Although using the signal’s propagation delay is not the most accurate method, it does illustrate how the dielectric constant affects the critical length of an interconnect. It also provides a decent estimate for the critical length/critical rise time. When the rise time is shorter than some fraction (~1/10) of the signal’s propagation delay, a given trace needs to be treated as a transmission line. In this case, impedance matching needs to be enforced on the interconnect. When the signal speed is larger, the time required for a signal to traverse the interconnect is shorter, thus the critical rise time is shorter. When the rise time for a digital signal is longer than the critical rise time, then the transmission line does not need to be impedance matched.
For analog signals, we normally compare the interconnect length with the wavelength of the signal, or the oscillation frequency with the propagation delay.
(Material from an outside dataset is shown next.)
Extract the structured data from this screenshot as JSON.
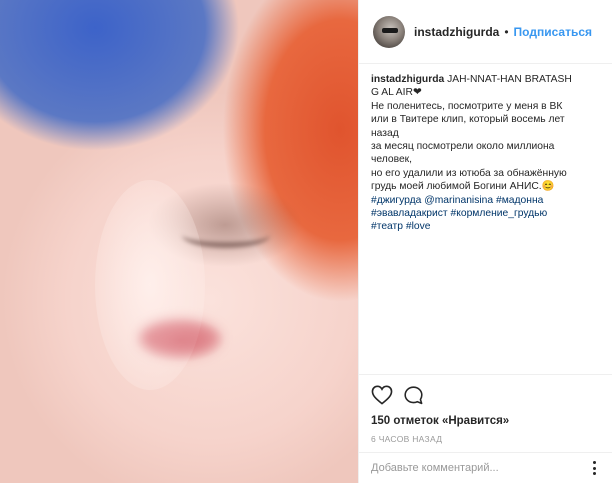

For a broadband analog signal, the wavelength or frequency corresponding to the carrier frequency is normally used. In a low-Dk PCB material, the signal speed is shorter, so the wavelength will be longer for a given frequency. The critical length for analog signals is also specified as some fraction (~1/10) of the wavelength; when the wavelength on the interconnect is longer, the critical length is also longer.
A low-Dk PCB material is not a cure-all for signal integrity problems in a PCB. Problems like dispersion and losses will still affect signal behavior. Even low-Dk PCB materials have dispersion, and a low Dk does not mean the Df value is also lower. The ratio of these two quantities is described as a loss tangent:
While it is true that a smaller Dk value produces a larger loss tangent, this does not mean that losses are larger. The real part of the signal’s propagation constant (i.e., attenuation constant) is proportional to the transmission line’s parasitic capacitance and loss tangent:
The result is that the product of the two factors combine to produce direct proportionality to the Df value only. This matches the classical result from optics.
Although the two quantities are only directly related through Kramers-Kronig relations, PCB substrate materials are not homogeneous, and the dielectric properties are determined by the glass fiber weave and the resin content. Laminate manufacturers have take significant efforts to understand how the resin type and content influence the Dk and Df values in PCB substrate materials. Read this study from Isola Group to learn more about the influence of resin content on the dielectric properties of PCB laminate materials.
This brings us to the primary disadvantage of low-Dk PCB materials: price. These materials are less-commonly used compared to FR4, and they carry a higher price as a result. However, there are some companies that offer a range of PCB material options with low Dk values. The resin content influences the Dk value, mechanical strength, thermal conductivity, glass transition temperature, and moisture uptake. Take a look at the material options from Rogers and Isola if you want to see some popular options for low-Dk PCB substrate materials.
Here at NWES, we have experience designing PCBs on a broad range of PCB substrate materials, including a variety of low-Dk PCB material options. We're here to help electronics companies design modern PCBs and create cutting-edge technology. We've also partnered with a number of advanced PCB manufacturers, and we'll make sure your next layout is fully manufacturable on any substrate. Contact NWES for a consultation.